In 1989, the Taif Agreement was signed, officially bringing the Lebanese civil war to an end. Syrian forces finally withdrew from Lebanon in 2005, ending a 29 year involvement in Lebanon. However, other parts of the Taif Agreement were not honored, most notably the disarmament clause, which stated that all parties were to disarm. Hezbollah did not abide by this, because none of the parties involved in the war trusted each other. Hezbollah’s refusal to disarm led to further conflict in Southern Lebanon, including a deadly Israeli air-raid in 1996 as retaliation for Hezbollah’s shelling of Northern Israel. Nevertheless, by 2000, Israeli forces withdrew from Lebanon, although they continue to dispute territory with Hezbollah and Lebanon. This disputed territory does occasionally lead to conflict between Hezbollah and Israel, most notably in 2006. Hezbollah, backed by Lebanon, Syria, and Iran, had continued artillery fire into Northern Israel, and Israel retaliated in 2006, with bombings and blockades of Lebanon, killing over 1000 Lebanese civilians. However, the war was a stalemate.
The effects of the Lebanese civil war are still apparent today. Osama Bin Laden cited the siege of Beirut as justification for 9/11. Hezbollah is still an active political party in Lebanon, and they are also visible in Palestine, where they engage in cross-border fire with Israel. Regardless, the Lebanese civil war was no doubt one of the most brutal, bloody, and complex civil wars in history.

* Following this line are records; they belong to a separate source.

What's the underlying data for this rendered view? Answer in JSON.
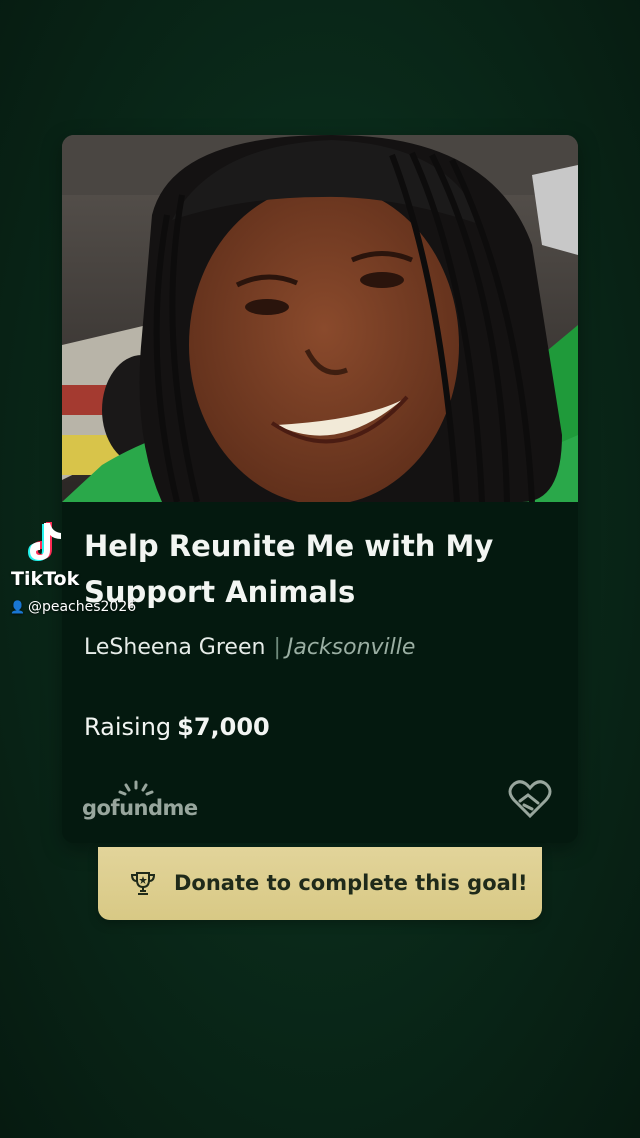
{
  "campaign": {
    "title": "Help Reunite Me with My Support Animals",
    "organizer": "LeSheena Green",
    "location": "Jacksonville",
    "raising_label": "Raising",
    "goal_amount": "$7,000"
  },
  "brand": {
    "logo_text": "gofundme",
    "logo_icon": "gofundme-sunrise-icon",
    "heart_icon": "hand-heart-icon"
  },
  "donate": {
    "label": "Donate to complete this goal!",
    "icon": "trophy-icon"
  },
  "watermark": {
    "brand": "TikTok",
    "handle": "@peaches2026",
    "icon": "tiktok-note-icon"
  },
  "colors": {
    "background": "#0a2a1a",
    "card": "#04190f",
    "donate_button": "#dccd8c",
    "text": "#f2f5f2"
  }
}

Unfortunately, it looks like Syria may be going the same way as Lebanon.